NJIT picked up its biggest win in program history today. (USATSI)
NJIT picked up its biggest win in program history today. (USATSI)

The New Jersey Institute of Technology is the lone independent in Division I. Coming into today's matchup with Michigan, it was ranked 293rd in KenPom with a 2-5 record and two losses this season to UMass-Lowell -- which is only in its second year of Division I competition.

None of that mattered today though, as the Highlanders defeated the 17th-ranked Wolverines 72-70 in what will likely be the biggest upset of the season. Damon Lynn paced NJIT with 20 points, including six 3-pointers, as the Highlanders shot 58.7 percent from the field.

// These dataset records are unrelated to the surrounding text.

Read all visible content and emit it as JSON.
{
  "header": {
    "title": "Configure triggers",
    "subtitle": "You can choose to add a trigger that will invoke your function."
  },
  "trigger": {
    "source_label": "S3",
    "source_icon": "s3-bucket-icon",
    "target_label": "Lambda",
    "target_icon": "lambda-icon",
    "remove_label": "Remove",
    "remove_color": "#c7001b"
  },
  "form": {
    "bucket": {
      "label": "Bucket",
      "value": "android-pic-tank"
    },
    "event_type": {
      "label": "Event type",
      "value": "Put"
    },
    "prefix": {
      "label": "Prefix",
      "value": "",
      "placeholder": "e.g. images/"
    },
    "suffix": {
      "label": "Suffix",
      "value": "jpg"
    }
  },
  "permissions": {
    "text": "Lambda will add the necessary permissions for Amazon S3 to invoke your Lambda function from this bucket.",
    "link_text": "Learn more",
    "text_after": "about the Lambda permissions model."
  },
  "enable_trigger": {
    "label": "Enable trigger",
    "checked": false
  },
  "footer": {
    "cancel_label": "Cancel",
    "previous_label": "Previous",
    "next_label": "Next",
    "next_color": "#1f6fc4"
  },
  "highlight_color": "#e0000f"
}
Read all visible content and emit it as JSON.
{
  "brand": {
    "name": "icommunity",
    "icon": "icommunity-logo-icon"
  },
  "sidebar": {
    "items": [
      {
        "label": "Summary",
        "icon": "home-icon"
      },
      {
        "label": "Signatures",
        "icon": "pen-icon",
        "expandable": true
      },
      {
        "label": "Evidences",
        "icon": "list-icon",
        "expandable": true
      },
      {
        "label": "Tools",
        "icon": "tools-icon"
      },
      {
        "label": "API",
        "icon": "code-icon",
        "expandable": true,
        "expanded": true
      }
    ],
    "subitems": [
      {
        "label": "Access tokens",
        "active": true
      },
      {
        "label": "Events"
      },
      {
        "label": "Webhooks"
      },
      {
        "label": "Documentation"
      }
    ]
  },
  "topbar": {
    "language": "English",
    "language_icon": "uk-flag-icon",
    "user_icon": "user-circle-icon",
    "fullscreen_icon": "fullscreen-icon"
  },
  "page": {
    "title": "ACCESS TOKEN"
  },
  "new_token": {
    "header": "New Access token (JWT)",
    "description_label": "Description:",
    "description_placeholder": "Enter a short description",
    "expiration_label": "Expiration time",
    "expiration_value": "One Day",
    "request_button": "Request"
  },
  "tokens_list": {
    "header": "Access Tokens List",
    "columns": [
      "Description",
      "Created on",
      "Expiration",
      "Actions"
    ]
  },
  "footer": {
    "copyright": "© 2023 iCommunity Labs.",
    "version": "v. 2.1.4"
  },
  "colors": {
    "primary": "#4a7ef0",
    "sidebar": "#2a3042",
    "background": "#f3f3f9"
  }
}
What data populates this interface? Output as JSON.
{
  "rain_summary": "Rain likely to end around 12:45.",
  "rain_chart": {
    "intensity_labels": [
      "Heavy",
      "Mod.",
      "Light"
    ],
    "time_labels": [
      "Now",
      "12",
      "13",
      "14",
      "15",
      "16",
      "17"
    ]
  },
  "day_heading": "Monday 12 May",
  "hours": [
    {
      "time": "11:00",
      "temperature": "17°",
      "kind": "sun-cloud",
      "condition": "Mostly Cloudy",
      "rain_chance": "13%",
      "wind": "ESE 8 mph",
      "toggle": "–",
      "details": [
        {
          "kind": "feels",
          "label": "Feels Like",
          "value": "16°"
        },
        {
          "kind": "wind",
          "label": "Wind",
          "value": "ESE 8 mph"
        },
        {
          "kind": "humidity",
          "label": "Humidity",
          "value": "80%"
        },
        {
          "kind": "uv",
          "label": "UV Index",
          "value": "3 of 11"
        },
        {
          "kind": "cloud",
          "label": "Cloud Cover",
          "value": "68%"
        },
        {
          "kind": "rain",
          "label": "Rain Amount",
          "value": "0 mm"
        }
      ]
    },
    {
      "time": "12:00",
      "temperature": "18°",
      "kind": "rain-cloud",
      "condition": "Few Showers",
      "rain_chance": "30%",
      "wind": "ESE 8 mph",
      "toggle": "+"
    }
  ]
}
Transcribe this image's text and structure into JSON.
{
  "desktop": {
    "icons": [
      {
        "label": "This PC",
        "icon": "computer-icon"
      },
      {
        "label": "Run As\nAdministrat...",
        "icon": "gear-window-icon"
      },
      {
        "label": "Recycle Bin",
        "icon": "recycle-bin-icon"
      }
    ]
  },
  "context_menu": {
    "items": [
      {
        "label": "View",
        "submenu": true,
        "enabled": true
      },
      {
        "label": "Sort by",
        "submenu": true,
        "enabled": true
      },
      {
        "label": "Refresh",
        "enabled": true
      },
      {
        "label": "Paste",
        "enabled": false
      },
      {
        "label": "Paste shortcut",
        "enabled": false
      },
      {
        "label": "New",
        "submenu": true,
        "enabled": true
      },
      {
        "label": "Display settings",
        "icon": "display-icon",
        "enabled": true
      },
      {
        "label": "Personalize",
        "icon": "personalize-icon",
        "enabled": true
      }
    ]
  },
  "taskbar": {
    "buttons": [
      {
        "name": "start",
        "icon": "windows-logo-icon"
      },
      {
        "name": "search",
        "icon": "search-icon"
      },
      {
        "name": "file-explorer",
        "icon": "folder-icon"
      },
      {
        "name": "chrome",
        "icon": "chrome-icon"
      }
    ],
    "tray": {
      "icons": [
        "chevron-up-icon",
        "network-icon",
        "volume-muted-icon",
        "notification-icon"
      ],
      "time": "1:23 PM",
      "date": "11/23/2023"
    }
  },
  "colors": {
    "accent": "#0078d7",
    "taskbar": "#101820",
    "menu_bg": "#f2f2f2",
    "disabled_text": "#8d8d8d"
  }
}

By the way, that 58.7 percent from the field mark? It was completely deserved. Michigan's defense today was an absolute disaster, allowing the Highlanders to get wherever they wanted on the floor. Maybe the 11-17 mark from 3-point range was a little bit outrageous, especially when Lynn hit two contested ones in final sequences of the game. However, that's why you can't just defend for the final 10 minutes of a game and expect to come out with a win. The Highlanders got out to a 51-44 lead at one point because Michigan let them, and because of stellar offensive execution.

To only call this an upset is probably underselling it a bit, honestly. According to Bet Labs, NJIT's win over Michigan is the biggest upset in terms of point spread since 2007, when Gardner-Webb beat Kentucky.

This is an absolutely fantastic and well-deserved win for Jim Engles at NJIT. The Highlanders have been on the precipice of a breakthrough for all season, with a tight loss to Marquette and win over Duquesne. It's an incredible turnaround for a program that lost EVERY game that it played from February 24, 2007 to January 17, 2009. That 51-game losing streak would have been a record, but the NCAA does not count reclassifying schools in its official records. That 2008-09 season was Engles first in charge, and even though the Highlanders went 1-30 that year, it began a steady climb towards a relevance within the Division I classification. Even though he apparently had this game circled as a loss coming into the game, he deserves all of the congratulations in the world for this win. 

On the other side this game points to some pretty significant problems for the Wolverines. Their defense was an absolute problem from the start, allowing the Highlanders to have an open layup line to the hoop. I'm not exaggerating when I say that either. I made a cut of the open layups Michigan allowed to the Highlanders, and I'm not even sure I got them all.

Caris LeVert was beyond phenomenal, setting a career high with 32 points on 11-18 shooting, and Derrick Walton scored 16 of his own, but no one else stepped up for Michigan. Zak Irvin had probably the worst game of his career in a Wolverine uniform, going 2-11 for five points. This game proved that offensively, they'll need someone else to step up and take the load on every night, otherwise it's going to be tough for them. It's not a particularly deep team, so secondary scoring could be an issue all year.

They move to 6-2, with their only good result of the season coming over Syracuse in a close home win. That loss dropped them from 20th to 36th in KenPom, which is possibly the largest single game drop I've ever seen for a team inside the top 50. 

With only that Syracuse win to point to, this could turn into a disastrous non-conference slate for the Wolverines. The Orange have looked inconsistent, and it's questionable whether or not it's a tournament team. Michigan still has a chance to pick up a win over Arizona, but does anyone see that happening after watching they way they defended today? SMU also remains, but the Mustangs may have Markus Kennedy back for that game, making it a tough one for the Wolverines inside. 

But the bigger key for this team is now figuring out its defense. If that happens, the Wolverines could still be the second-best team in the Big Ten. But without it, they're going to have some serious problems in conference play.